11. Nevertheless, the district court abused its discretion when it certified a punitive-damage class under Rule 23(b)(2) without considering whether it was more appropriately handled unset Rule 23(b)(3): “Notwithstanding its decision to require notice and an opportunity for opt-out, the district court abused its discretion by certifying the punitive damages claims under Rule 23(b)(2) without first undertaking an analysis of whether certification of the claim for punitive damages (in addition to injunctive and declaratory relief as well as back pay) rendered the final relief ‘predominantly’ related to monetary damages.
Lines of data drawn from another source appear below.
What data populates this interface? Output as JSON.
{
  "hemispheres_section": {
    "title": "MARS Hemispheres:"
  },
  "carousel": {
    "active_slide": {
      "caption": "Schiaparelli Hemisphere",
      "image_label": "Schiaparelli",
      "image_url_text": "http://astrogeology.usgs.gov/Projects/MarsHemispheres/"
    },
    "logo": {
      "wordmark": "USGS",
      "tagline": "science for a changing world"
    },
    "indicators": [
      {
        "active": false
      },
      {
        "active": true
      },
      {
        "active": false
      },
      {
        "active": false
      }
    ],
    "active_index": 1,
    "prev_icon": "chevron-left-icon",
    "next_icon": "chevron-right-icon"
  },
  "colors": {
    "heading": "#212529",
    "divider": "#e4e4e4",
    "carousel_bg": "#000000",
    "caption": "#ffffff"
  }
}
See Fed. R. Civ. P. 23(b)(2), advisory committee’s note to 1996 amends., 39 F.R.D. at 102. Although notice and an opportunity for Plaintiffs to opt-out of the punitive damages claims alleviated some of the concerns regarding cohesiveness and due process that substantial punitive damages claims potentially raise, requiring these procedures does not remove the district court’s obligation to determine whether each of the requirements of certification under either Rule 23(b)(2) or (b)(3) is met.”
12. Plaintiffs who were not Wal-Mart employees at the time the complaint was filed lack standing to bring a suit for injunctive and declaratory relief.
The majority, finally, put in a kind word for the many amicus writers on all sides of the issues: “[fn. 50] The court was favored with an extraordinary variety of amicus briefs that were both thoughtful and helpful to it in its deliberations.”